A 2014 algorithm update from Google has had a sizable impact on the search result rankings of many websites — most notably, press release sites like Business Wire, PRWeb and PRNewswire. google-490567_1280

The update, known as Panda 4.0, is intended to better identify low-quality content in an attempt to prevent it from showing up high on the list in search results. Content that is short, repetitive or stuffed with links is now ranked lower as Google continues to work to provide its users with better results. And although Panda has been updated multiple times since its initial 4.0 release, a report from Search Engine Land shows that some websites experienced a significant ranking loss in search engine optimization (SEO) visibility of between 60 and 85 percent due to the updates.

These changes have forced many press release distribution services to make changes to their strategies to help their clients maintain better search rankings and comply with Panda’s evolving algorithm.

Eliminating thin content

Prior to Panda 4.0, a key component of many brands’ content marketing strategies was to create and distribute numerous press releases online, typically packing the content with specific keywords and phrases to assist with SEO. However, in recent years Google has viewed this practice as harmful to quality search results, and Panda may actually penalize some marketers that overuse this technique.

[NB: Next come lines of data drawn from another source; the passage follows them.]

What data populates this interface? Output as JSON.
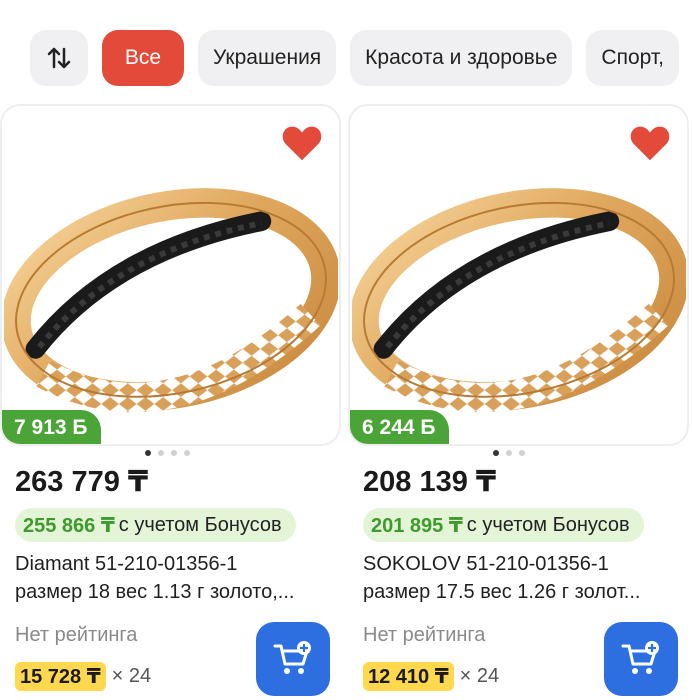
{
  "filters": {
    "sort_icon": "sort-arrows-icon",
    "chips": [
      {
        "label": "Все",
        "active": true
      },
      {
        "label": "Украшения",
        "active": false
      },
      {
        "label": "Красота и здоровье",
        "active": false
      },
      {
        "label": "Спорт,",
        "active": false
      }
    ]
  },
  "colors": {
    "accent": "#e34a39",
    "bonus_green": "#4aa437",
    "cart_blue": "#2d6ee0",
    "installment_yellow": "#ffd84d"
  },
  "products": [
    {
      "bonus_badge": "7 913 Б",
      "price": "263 779 ₸",
      "bonus_price_value": "255 866 ₸",
      "bonus_price_suffix": "с учетом Бонусов",
      "title_line1": "Diamant 51-210-01356-1",
      "title_line2": "размер 18 вес 1.13 г золото,...",
      "rating": "Нет рейтинга",
      "installment_amount": "15 728 ₸",
      "installment_months": "× 24",
      "favorite": true
    },
    {
      "bonus_badge": "6 244 Б",
      "price": "208 139 ₸",
      "bonus_price_value": "201 895 ₸",
      "bonus_price_suffix": "с учетом Бонусов",
      "title_line1": "SOKOLOV 51-210-01356-1",
      "title_line2": "размер 17.5 вес 1.26 г золот...",
      "rating": "Нет рейтинга",
      "installment_amount": "12 410 ₸",
      "installment_months": "× 24",
      "favorite": true
    }
  ]
}
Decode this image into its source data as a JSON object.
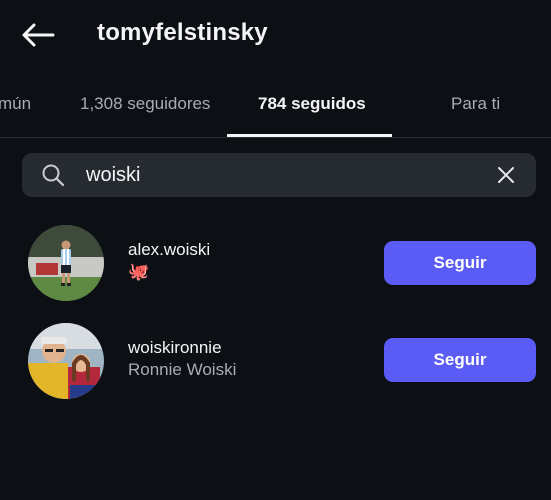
{
  "header": {
    "username": "tomyfelstinsky",
    "back_icon": "arrow-left-icon"
  },
  "tabs": [
    {
      "label": "mún",
      "active": false
    },
    {
      "label": "1,308 seguidores",
      "active": false
    },
    {
      "label": "784 seguidos",
      "active": true
    },
    {
      "label": "Para ti",
      "active": false
    }
  ],
  "search": {
    "value": "woiski",
    "icon": "search-icon",
    "clear_icon": "close-icon"
  },
  "results": [
    {
      "username": "alex.woiski",
      "subtitle": "🐙",
      "button_label": "Seguir",
      "avatar": "avatar-photo"
    },
    {
      "username": "woiskironnie",
      "subtitle": "Ronnie Woiski",
      "button_label": "Seguir",
      "avatar": "avatar-photo"
    }
  ],
  "colors": {
    "background": "#0c0f14",
    "search_bg": "#262a31",
    "button": "#5a5cf5",
    "text_primary": "#f5f5f5",
    "text_secondary": "#a8adb5"
  }
}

In response, it’s imperative for content marketers to improve on thin content by including links to credible sources and avoiding the practice of simply rewriting content in different forms. Good press release writing today includes multimedia, such as photos and videos, and each release should have something truly newsworthy to announce. In short, the days of distributing mass press releases online simply for the SEO value are over.

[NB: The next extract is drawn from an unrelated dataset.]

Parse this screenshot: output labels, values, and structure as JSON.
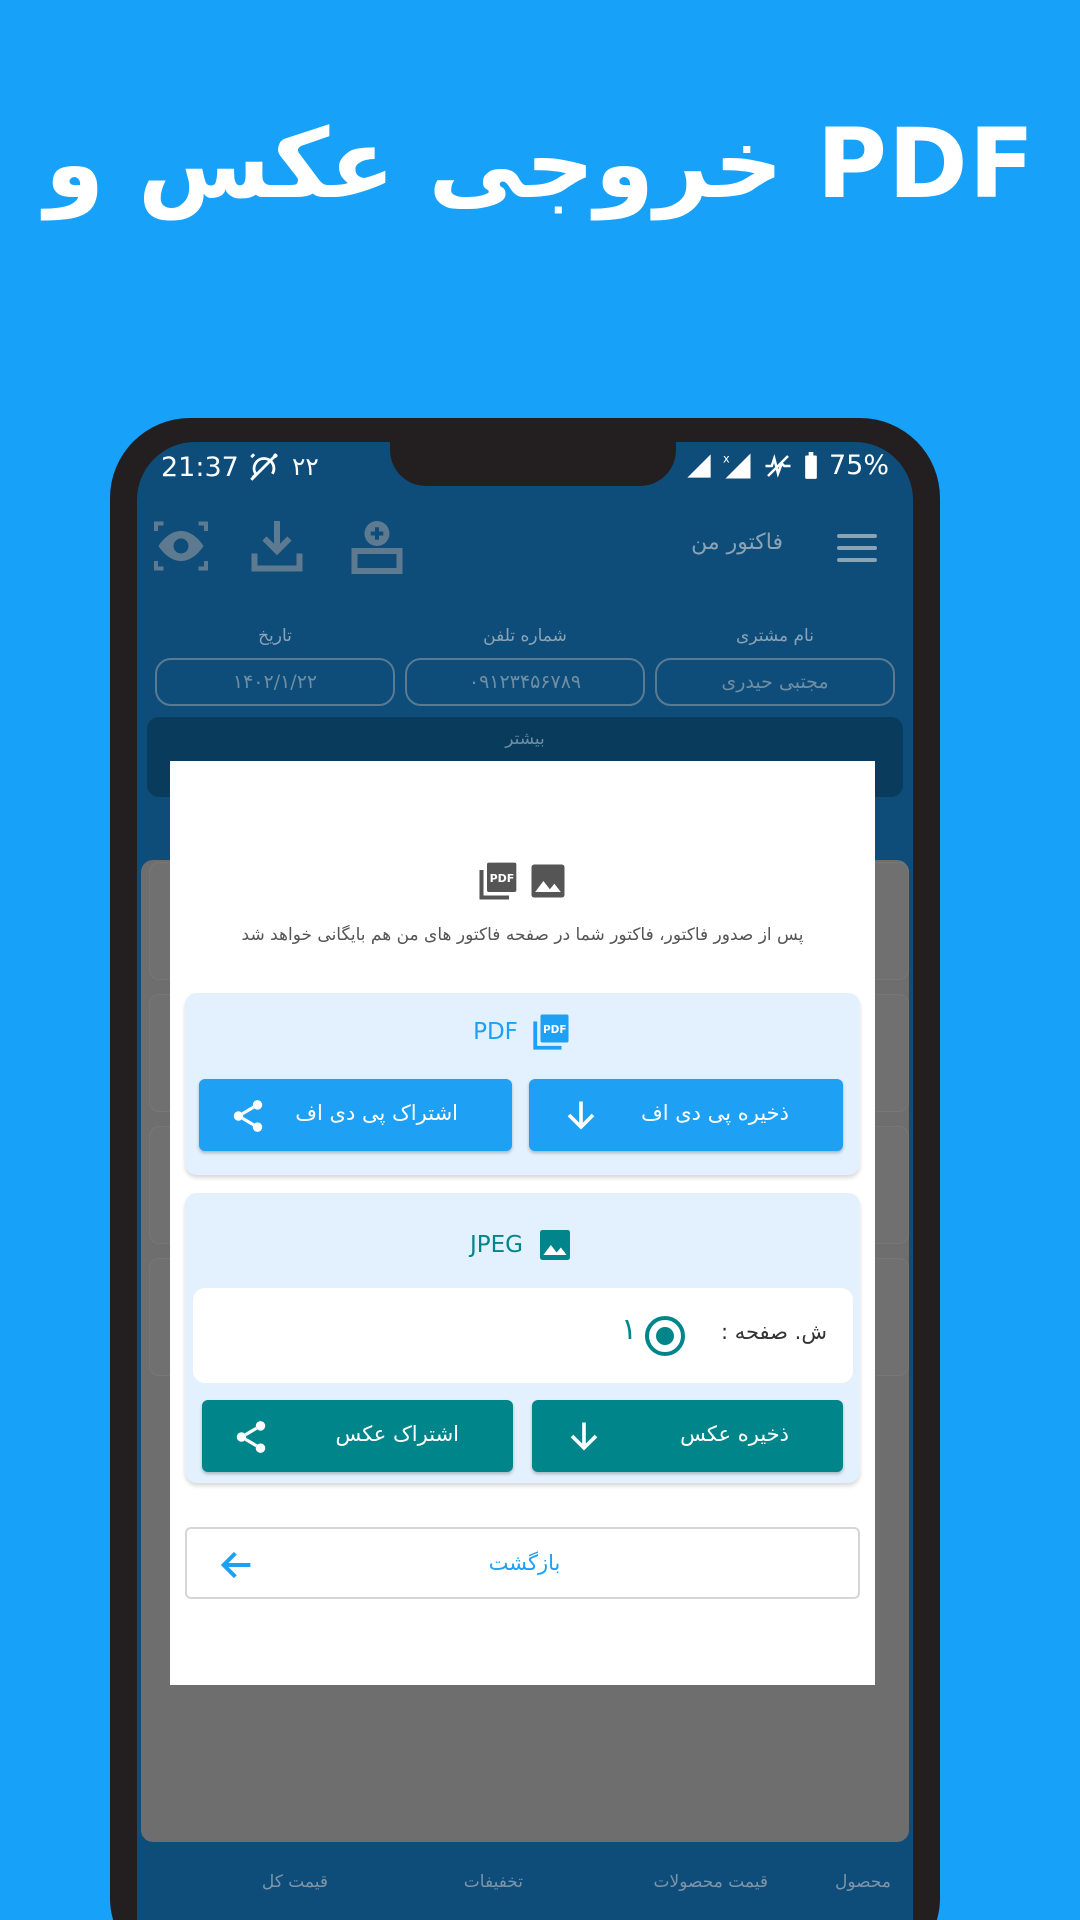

Quality over quantity

Simply knowing how to properly integrate keywords into press releases (and other forms of written content) is no longer the answer to better search engine rankings. Conversely, Panda has shifted Google’s focus to the relevance and quality of content developed. The more informative and comprehensive the content, the more opportunity Google has to build semantics around the topic and understand the context to properly index it within the search engine results it provides users.

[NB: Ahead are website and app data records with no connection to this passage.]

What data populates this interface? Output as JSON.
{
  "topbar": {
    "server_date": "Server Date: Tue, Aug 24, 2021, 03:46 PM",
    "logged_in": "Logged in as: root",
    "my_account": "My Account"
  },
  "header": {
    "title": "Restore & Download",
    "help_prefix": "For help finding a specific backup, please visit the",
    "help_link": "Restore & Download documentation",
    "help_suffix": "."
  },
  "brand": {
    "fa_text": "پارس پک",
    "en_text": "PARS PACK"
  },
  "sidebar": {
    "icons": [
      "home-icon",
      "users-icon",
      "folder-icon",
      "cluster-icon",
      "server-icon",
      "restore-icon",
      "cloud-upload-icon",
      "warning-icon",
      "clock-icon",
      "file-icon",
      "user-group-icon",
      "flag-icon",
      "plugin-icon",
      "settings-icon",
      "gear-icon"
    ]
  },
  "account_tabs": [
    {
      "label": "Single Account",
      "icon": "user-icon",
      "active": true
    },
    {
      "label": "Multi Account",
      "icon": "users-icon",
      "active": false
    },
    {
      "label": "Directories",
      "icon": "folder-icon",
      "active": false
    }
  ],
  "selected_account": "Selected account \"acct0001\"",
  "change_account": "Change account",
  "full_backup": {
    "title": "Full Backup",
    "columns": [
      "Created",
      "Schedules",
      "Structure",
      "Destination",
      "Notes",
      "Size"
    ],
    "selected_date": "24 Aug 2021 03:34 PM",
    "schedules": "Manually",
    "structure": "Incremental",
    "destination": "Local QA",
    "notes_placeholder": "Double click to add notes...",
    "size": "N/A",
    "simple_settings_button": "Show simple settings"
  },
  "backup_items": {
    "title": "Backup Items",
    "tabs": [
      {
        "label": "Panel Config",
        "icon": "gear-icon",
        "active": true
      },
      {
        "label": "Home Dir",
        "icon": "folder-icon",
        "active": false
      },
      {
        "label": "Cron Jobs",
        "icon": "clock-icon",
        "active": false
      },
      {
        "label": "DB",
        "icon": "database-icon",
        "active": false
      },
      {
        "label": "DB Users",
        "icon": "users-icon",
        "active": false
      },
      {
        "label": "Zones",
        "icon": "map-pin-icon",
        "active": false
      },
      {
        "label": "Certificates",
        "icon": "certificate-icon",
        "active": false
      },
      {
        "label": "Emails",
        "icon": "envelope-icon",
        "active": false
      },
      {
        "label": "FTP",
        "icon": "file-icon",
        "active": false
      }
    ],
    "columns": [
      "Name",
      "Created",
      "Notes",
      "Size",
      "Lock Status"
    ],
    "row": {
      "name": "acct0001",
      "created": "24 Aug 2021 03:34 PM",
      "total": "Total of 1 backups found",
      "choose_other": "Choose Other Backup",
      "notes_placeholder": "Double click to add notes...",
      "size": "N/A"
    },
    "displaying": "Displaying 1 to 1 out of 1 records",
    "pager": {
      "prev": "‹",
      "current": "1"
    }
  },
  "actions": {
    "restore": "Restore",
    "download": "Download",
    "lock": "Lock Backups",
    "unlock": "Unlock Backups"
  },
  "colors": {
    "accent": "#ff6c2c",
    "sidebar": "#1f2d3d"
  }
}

In terms of best practices, a piece of content should be at least 500 words and attempt to explore a subject in a way that provides useful information to readers and viewers. Consider it a give-and-take relationship with Google. The more you give the search engine to work with, the better your results will likely be when it comes to SEO, as you will help Google achieve its ultimate goal of giving users the quality search results they want and need.

Although the initial impact of Panda 4.0 update has been drastic for many press release distribution services, top executives, including Vocus CEO Peter Granat, are optimistic that these changes will lead to higher-quality content overall. To be sure, the algorithm changes have been a disruption to the direct marketing industry, but it can be overcome and will reap significant rewards for those brands rising to the challenge.